◆ **Work required**
Go through the entries below and count the lines holding the word "JSON". Reply with only the number, please.

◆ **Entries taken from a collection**
==================================================
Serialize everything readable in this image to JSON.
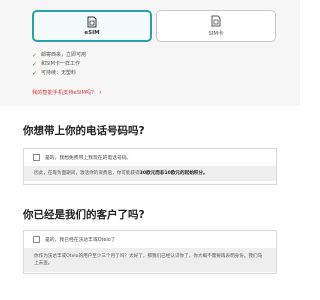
{
  "sim_selector": {
    "esim": {
      "label": "eSIM",
      "icon": "esim-card-icon",
      "selected": true
    },
    "sim": {
      "label": "SIM卡",
      "icon": "sim-card-icon",
      "selected": false
    },
    "accent_color": "#2aa0a8"
  },
  "features": [
    "邮寄西来，立即可用",
    "和SIM卡一样工作",
    "可持续：无塑料"
  ],
  "compat_link": "我的智能手机支持eSIM吗?",
  "keep_number": {
    "title": "你想带上你的电话号码吗?",
    "option_label": "是的，我想免费带上我现在的电话号码。",
    "info_prefix": "因此，在靠负面期间，激活你的资费后，你可能获得",
    "info_bold": "30欧元而非10欧元的起始积分。"
  },
  "existing_customer": {
    "title": "你已经是我们的客户了吗?",
    "option_label": "是的，我已经在沃达丰或Otelo了",
    "info_text": "你作为沃达丰或Otelo的用户至少三个月了吗？太好了，那我们已经认识你了。你大概不需要再表明身份。我们马上去查。"
  },
  "colors": {
    "link": "#d43b3b",
    "check": "#3ea03e"
  }
}
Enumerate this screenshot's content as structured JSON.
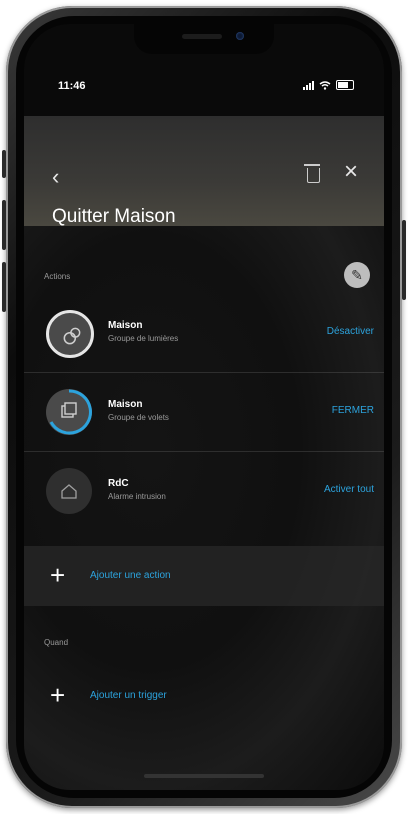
{
  "status_bar": {
    "time": "11:46"
  },
  "header": {
    "back_icon": "chevron-left",
    "delete_icon": "trash",
    "close_icon": "close",
    "title": "Quitter Maison"
  },
  "actions_section": {
    "label": "Actions",
    "edit_icon": "pencil",
    "items": [
      {
        "title": "Maison",
        "subtitle": "Groupe de lumières",
        "action": "Désactiver",
        "icon": "lights"
      },
      {
        "title": "Maison",
        "subtitle": "Groupe de volets",
        "action": "FERMER",
        "icon": "shutters"
      },
      {
        "title": "RdC",
        "subtitle": "Alarme intrusion",
        "action": "Activer tout",
        "icon": "house"
      }
    ],
    "add_label": "Ajouter une action"
  },
  "when_section": {
    "label": "Quand",
    "add_label": "Ajouter un trigger"
  },
  "colors": {
    "accent": "#2ca3dd",
    "background": "#0a0a0a",
    "header": "#3b3a37"
  }
}
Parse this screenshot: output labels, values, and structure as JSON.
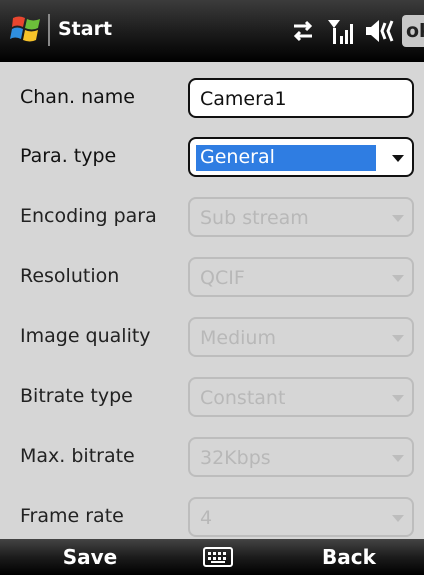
{
  "topbar": {
    "title": "Start",
    "ok_label": "ok"
  },
  "icons": {
    "start": "windows-flag-icon",
    "sync": "sync-arrows-icon",
    "signal": "signal-strength-icon",
    "volume": "speaker-icon",
    "keyboard": "keyboard-icon"
  },
  "form": {
    "channel_name": {
      "label": "Chan. name",
      "value": "Camera1"
    },
    "para_type": {
      "label": "Para. type",
      "value": "General"
    },
    "encoding_para": {
      "label": "Encoding para",
      "value": "Sub stream"
    },
    "resolution": {
      "label": "Resolution",
      "value": "QCIF"
    },
    "image_quality": {
      "label": "Image quality",
      "value": "Medium"
    },
    "bitrate_type": {
      "label": "Bitrate type",
      "value": "Constant"
    },
    "max_bitrate": {
      "label": "Max. bitrate",
      "value": "32Kbps"
    },
    "frame_rate": {
      "label": "Frame rate",
      "value": "4"
    }
  },
  "softkeys": {
    "left": "Save",
    "right": "Back"
  },
  "colors": {
    "selection": "#2f7de2",
    "background": "#d6d6d6",
    "bar": "#1a1a1a"
  }
}
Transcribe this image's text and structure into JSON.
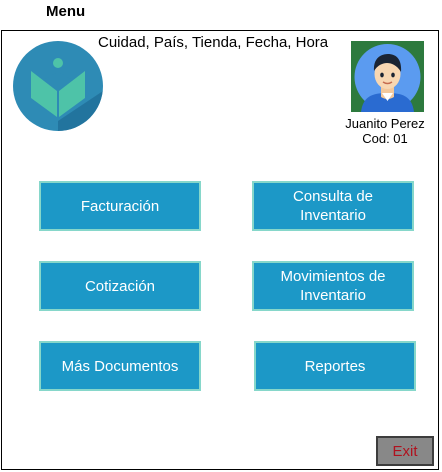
{
  "header": {
    "title": "Menu",
    "context_line": "Cuidad, País, Tienda, Fecha, Hora"
  },
  "logo": {
    "icon": "book-logo-icon",
    "colors": {
      "circle": "#2e8bb5",
      "book": "#4ec3a8"
    }
  },
  "user": {
    "avatar_icon": "user-avatar-icon",
    "name": "Juanito Perez",
    "code": "Cod: 01"
  },
  "menu": {
    "facturacion": "Facturación",
    "consulta_inventario": "Consulta de Inventario",
    "cotizacion": "Cotización",
    "movimientos_inventario": "Movimientos de Inventario",
    "mas_documentos": "Más Documentos",
    "reportes": "Reportes"
  },
  "footer": {
    "exit_label": "Exit"
  },
  "colors": {
    "button_fill": "#1c98c7",
    "button_border": "#86d7ca",
    "exit_fill": "#888888",
    "exit_text": "#b0121f"
  }
}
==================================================
◆ **Result**
4